(Beginning of RAW DATA)
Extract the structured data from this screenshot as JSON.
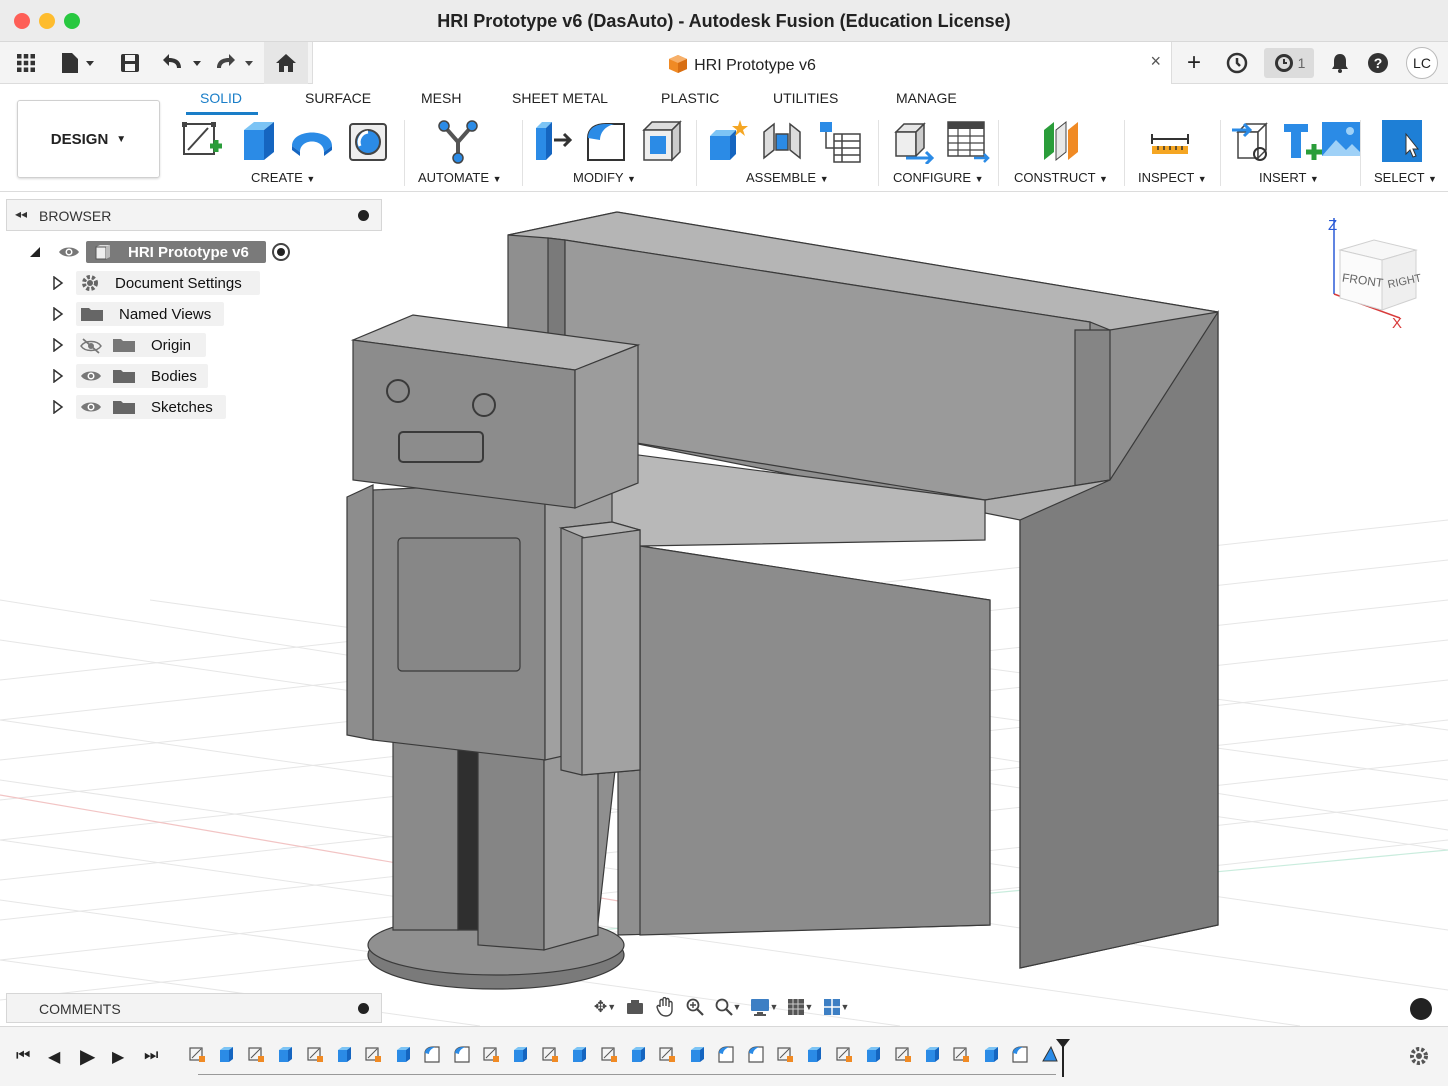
{
  "window": {
    "title": "HRI Prototype v6 (DasAuto) - Autodesk Fusion (Education License)"
  },
  "toolbar": {
    "doc_tab_title": "HRI Prototype v6",
    "close_glyph": "×",
    "add_glyph": "+",
    "jobs_count": "1",
    "user_initials": "LC"
  },
  "ribbon": {
    "workspace": "DESIGN",
    "tabs": [
      "SOLID",
      "SURFACE",
      "MESH",
      "SHEET METAL",
      "PLASTIC",
      "UTILITIES",
      "MANAGE"
    ],
    "active_tab": "SOLID",
    "groups": [
      "CREATE",
      "AUTOMATE",
      "MODIFY",
      "ASSEMBLE",
      "CONFIGURE",
      "CONSTRUCT",
      "INSPECT",
      "INSERT",
      "SELECT"
    ]
  },
  "browser": {
    "title": "BROWSER",
    "root": "HRI Prototype v6",
    "items": [
      {
        "label": "Document Settings",
        "icon": "gear-icon"
      },
      {
        "label": "Named Views",
        "icon": "folder-icon"
      },
      {
        "label": "Origin",
        "icon": "folder-icon",
        "hidden": true
      },
      {
        "label": "Bodies",
        "icon": "folder-icon"
      },
      {
        "label": "Sketches",
        "icon": "folder-icon"
      }
    ]
  },
  "comments": {
    "title": "COMMENTS"
  },
  "viewcube": {
    "front": "FRONT",
    "right": "RIGHT",
    "axis_z": "Z",
    "axis_x": "X"
  },
  "timeline": {
    "feature_count": 30
  },
  "colors": {
    "accent": "#1a7ec8",
    "model_grey": "#8f8f8f",
    "grid": "#e3e3e3"
  }
}
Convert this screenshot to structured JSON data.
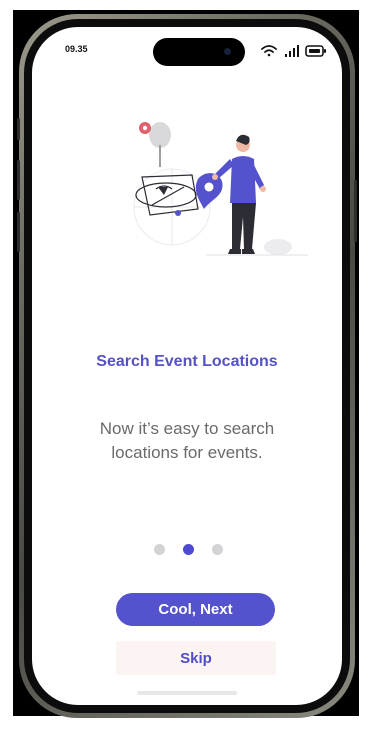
{
  "status_bar": {
    "time": "09.35"
  },
  "onboarding": {
    "title": "Search Event Locations",
    "description": "Now it’s easy to search locations for events.",
    "page_count": 3,
    "active_page": 2
  },
  "actions": {
    "next_label": "Cool, Next",
    "skip_label": "Skip"
  },
  "colors": {
    "accent": "#5452cc",
    "title": "#5452c6",
    "dot_inactive": "#d3d3d6",
    "skip_background": "#fcf4f3"
  },
  "icons": [
    "wifi-icon",
    "signal-icon",
    "battery-icon",
    "location-pin-icon"
  ]
}
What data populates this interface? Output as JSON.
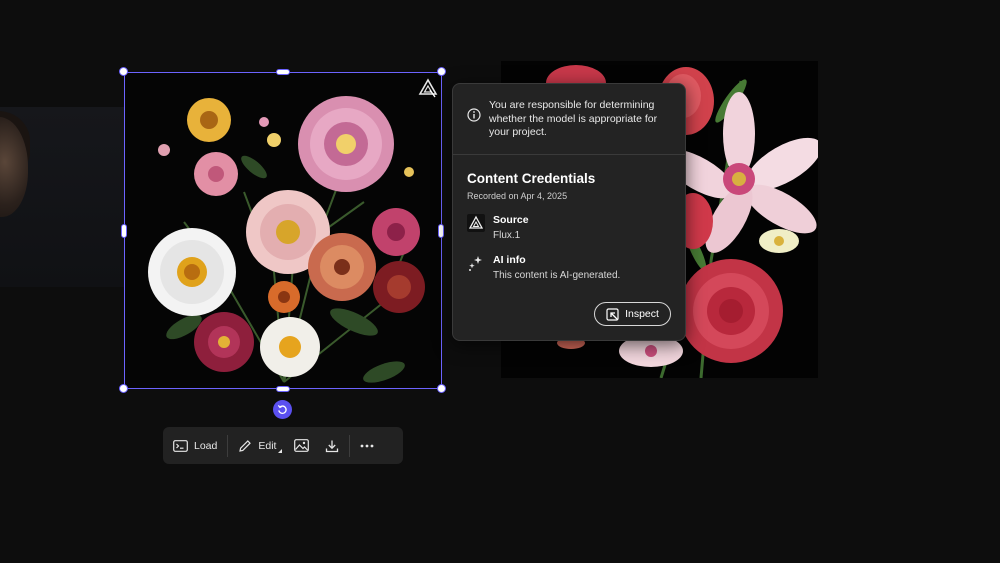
{
  "popup": {
    "warning_text": "You are responsible for determining whether the model is appropriate for your project.",
    "title": "Content Credentials",
    "recorded": "Recorded on Apr 4, 2025",
    "source": {
      "label": "Source",
      "value": "Flux.1"
    },
    "ai_info": {
      "label": "AI info",
      "value": "This content is AI-generated."
    },
    "inspect_label": "Inspect"
  },
  "toolbar": {
    "load_label": "Load",
    "edit_label": "Edit"
  },
  "icons": {
    "info": "info-icon",
    "source": "adobe-content-credentials-icon",
    "ai": "sparkle-icon",
    "inspect": "inspect-icon",
    "load": "terminal-icon",
    "edit": "pencil-icon",
    "image": "image-icon",
    "download": "download-icon",
    "more": "more-icon",
    "rotate": "rotate-icon"
  },
  "colors": {
    "selection": "#6c63ff",
    "panel_bg": "#232323",
    "background": "#0d0d0d"
  }
}
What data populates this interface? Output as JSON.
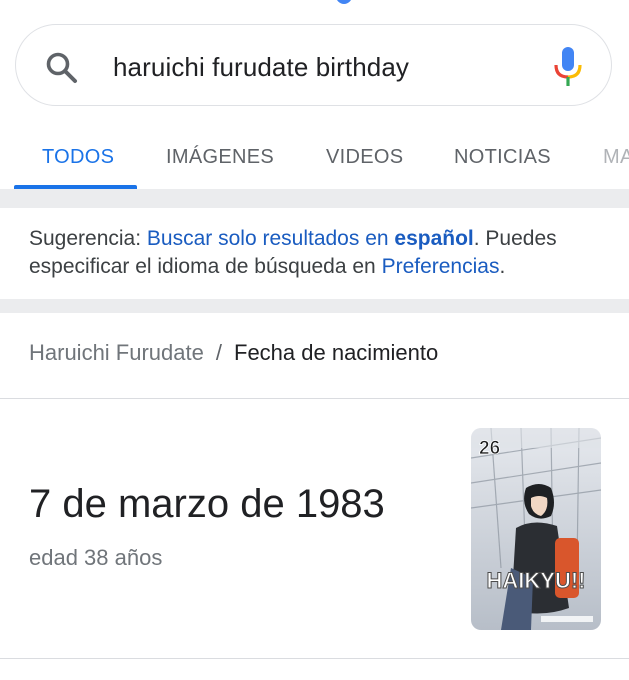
{
  "search": {
    "query": "haruichi furudate birthday",
    "icon": "search-icon",
    "voice_icon": "mic-icon"
  },
  "tabs": [
    {
      "label": "TODOS",
      "active": true
    },
    {
      "label": "IMÁGENES",
      "active": false
    },
    {
      "label": "VIDEOS",
      "active": false
    },
    {
      "label": "NOTICIAS",
      "active": false
    },
    {
      "label": "MA",
      "active": false
    }
  ],
  "suggestion": {
    "prefix": "Sugerencia: ",
    "link1": "Buscar solo resultados en ",
    "link1_bold": "español",
    "middle": ". Puedes especificar el idioma de búsqueda en ",
    "link2": "Preferencias",
    "suffix": "."
  },
  "knowledge": {
    "entity": "Haruichi Furudate",
    "separator": "/",
    "attribute": "Fecha de nacimiento",
    "answer": "7 de marzo de 1983",
    "age": "edad 38 años",
    "image": {
      "volume": "26",
      "title": "HAIKYU!!"
    }
  },
  "colors": {
    "accent": "#1a73e8",
    "link": "#1a5cc0",
    "muted": "#70757a",
    "band": "#ebecee"
  }
}
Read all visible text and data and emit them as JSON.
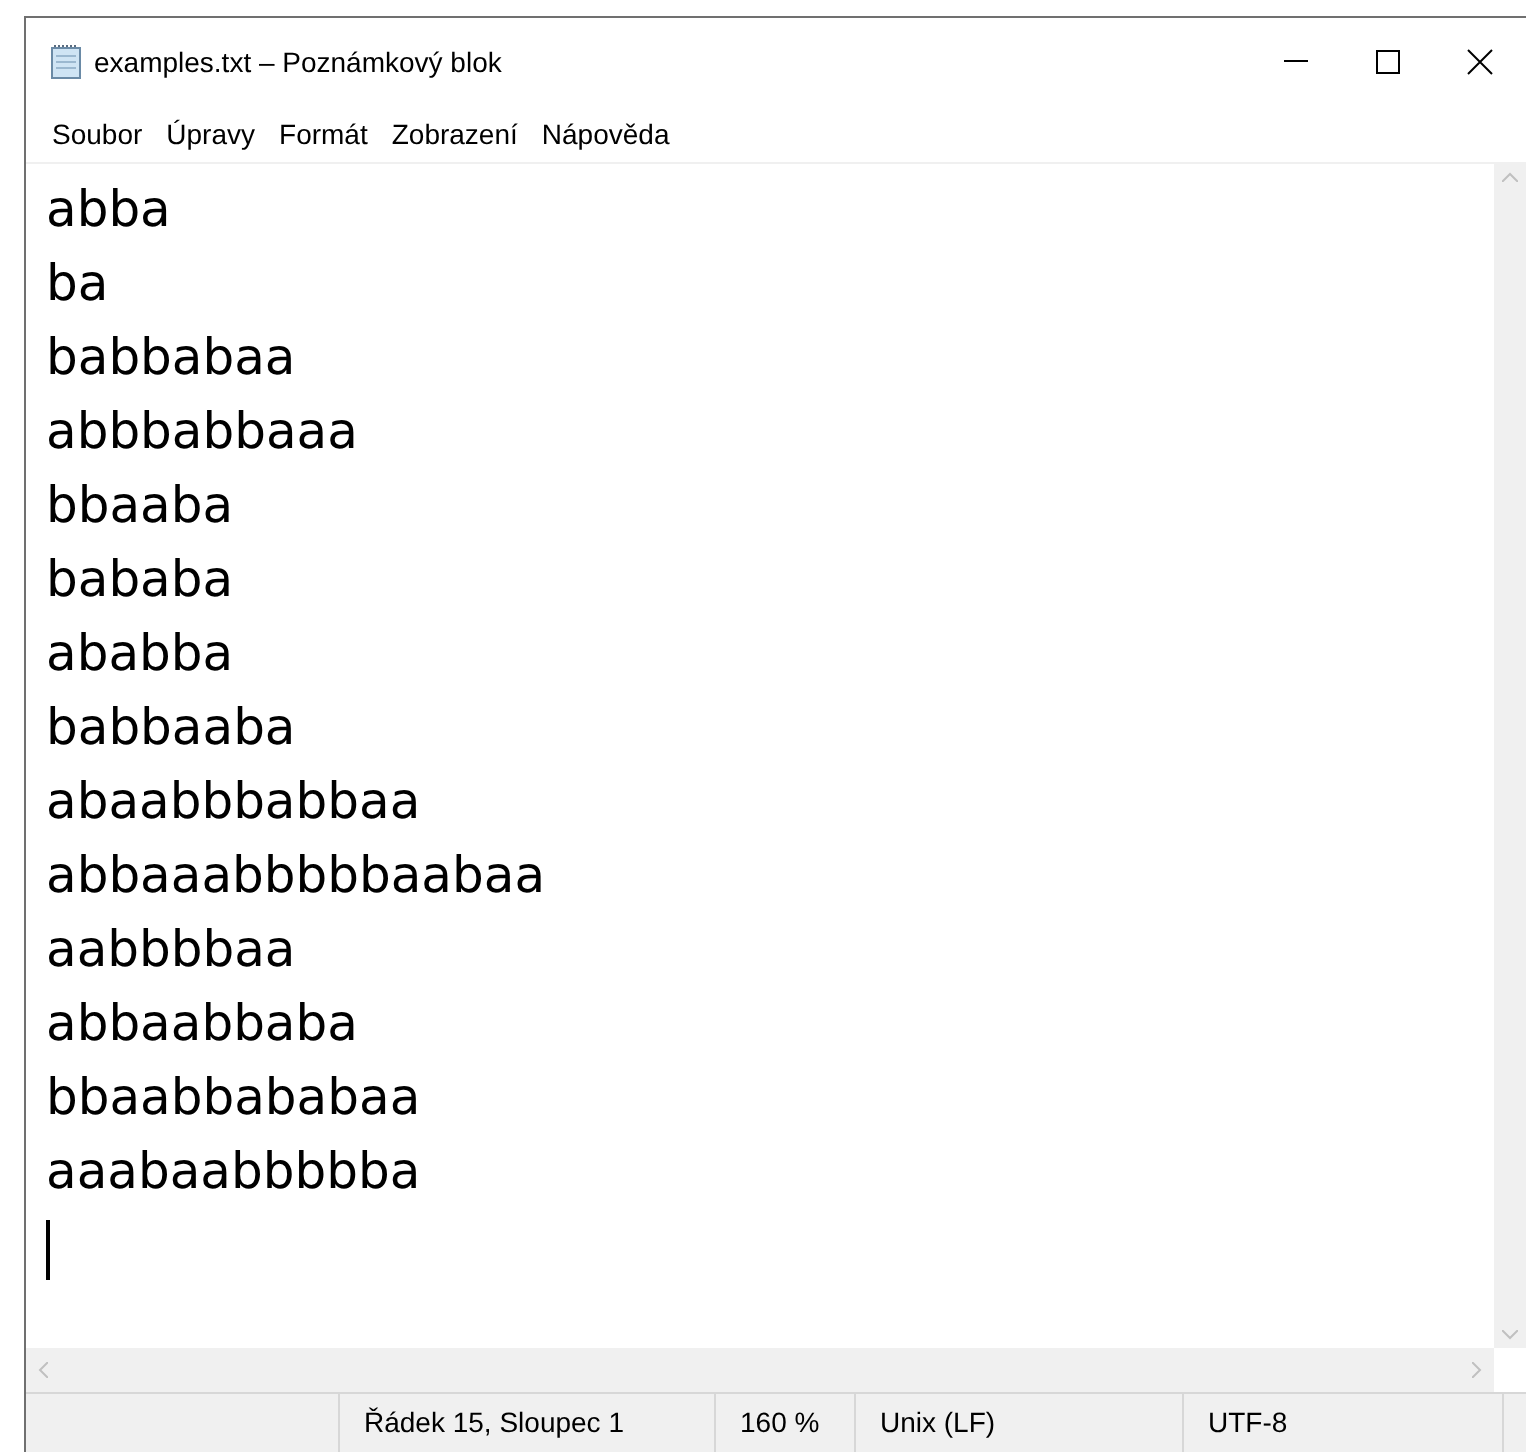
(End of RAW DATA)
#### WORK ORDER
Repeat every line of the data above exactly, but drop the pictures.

#### WRITTEN SOLUTION
Extract the structured data from this screenshot as JSON.
{
  "window": {
    "title": "HRI Prototype v6 (DasAuto) - Autodesk Fusion (Education License)"
  },
  "toolbar": {
    "doc_tab_title": "HRI Prototype v6",
    "close_glyph": "×",
    "add_glyph": "+",
    "jobs_count": "1",
    "user_initials": "LC"
  },
  "ribbon": {
    "workspace": "DESIGN",
    "tabs": [
      "SOLID",
      "SURFACE",
      "MESH",
      "SHEET METAL",
      "PLASTIC",
      "UTILITIES",
      "MANAGE"
    ],
    "active_tab": "SOLID",
    "groups": [
      "CREATE",
      "AUTOMATE",
      "MODIFY",
      "ASSEMBLE",
      "CONFIGURE",
      "CONSTRUCT",
      "INSPECT",
      "INSERT",
      "SELECT"
    ]
  },
  "browser": {
    "title": "BROWSER",
    "root": "HRI Prototype v6",
    "items": [
      {
        "label": "Document Settings",
        "icon": "gear-icon"
      },
      {
        "label": "Named Views",
        "icon": "folder-icon"
      },
      {
        "label": "Origin",
        "icon": "folder-icon",
        "hidden": true
      },
      {
        "label": "Bodies",
        "icon": "folder-icon"
      },
      {
        "label": "Sketches",
        "icon": "folder-icon"
      }
    ]
  },
  "comments": {
    "title": "COMMENTS"
  },
  "viewcube": {
    "front": "FRONT",
    "right": "RIGHT",
    "axis_z": "Z",
    "axis_x": "X"
  },
  "timeline": {
    "feature_count": 30
  },
  "colors": {
    "accent": "#1a7ec8",
    "model_grey": "#8f8f8f",
    "grid": "#e3e3e3"
  }
}
Convert this screenshot to structured JSON data.
{
  "status_bar": {
    "time": "09.35"
  },
  "onboarding": {
    "title": "Search Event Locations",
    "description": "Now it’s easy to search locations for events.",
    "page_count": 3,
    "active_page": 2
  },
  "actions": {
    "next_label": "Cool, Next",
    "skip_label": "Skip"
  },
  "colors": {
    "accent": "#5452cc",
    "title": "#5452c6",
    "dot_inactive": "#d3d3d6",
    "skip_background": "#fcf4f3"
  },
  "icons": [
    "wifi-icon",
    "signal-icon",
    "battery-icon",
    "location-pin-icon"
  ]
}
What data populates this interface? Output as JSON.
{
  "popup": {
    "warning_text": "You are responsible for determining whether the model is appropriate for your project.",
    "title": "Content Credentials",
    "recorded": "Recorded on Apr 4, 2025",
    "source": {
      "label": "Source",
      "value": "Flux.1"
    },
    "ai_info": {
      "label": "AI info",
      "value": "This content is AI-generated."
    },
    "inspect_label": "Inspect"
  },
  "toolbar": {
    "load_label": "Load",
    "edit_label": "Edit"
  },
  "icons": {
    "info": "info-icon",
    "source": "adobe-content-credentials-icon",
    "ai": "sparkle-icon",
    "inspect": "inspect-icon",
    "load": "terminal-icon",
    "edit": "pencil-icon",
    "image": "image-icon",
    "download": "download-icon",
    "more": "more-icon",
    "rotate": "rotate-icon"
  },
  "colors": {
    "selection": "#6c63ff",
    "panel_bg": "#232323",
    "background": "#0d0d0d"
  }
}
What data populates this interface? Output as JSON.
{
  "search": {
    "query": "haruichi furudate birthday",
    "icon": "search-icon",
    "voice_icon": "mic-icon"
  },
  "tabs": [
    {
      "label": "TODOS",
      "active": true
    },
    {
      "label": "IMÁGENES",
      "active": false
    },
    {
      "label": "VIDEOS",
      "active": false
    },
    {
      "label": "NOTICIAS",
      "active": false
    },
    {
      "label": "MA",
      "active": false
    }
  ],
  "suggestion": {
    "prefix": "Sugerencia: ",
    "link1": "Buscar solo resultados en ",
    "link1_bold": "español",
    "middle": ". Puedes especificar el idioma de búsqueda en ",
    "link2": "Preferencias",
    "suffix": "."
  },
  "knowledge": {
    "entity": "Haruichi Furudate",
    "separator": "/",
    "attribute": "Fecha de nacimiento",
    "answer": "7 de marzo de 1983",
    "age": "edad 38 años",
    "image": {
      "volume": "26",
      "title": "HAIKYU!!"
    }
  },
  "colors": {
    "accent": "#1a73e8",
    "link": "#1a5cc0",
    "muted": "#70757a",
    "band": "#ebecee"
  }
}
Read all visible text and data and emit them as JSON.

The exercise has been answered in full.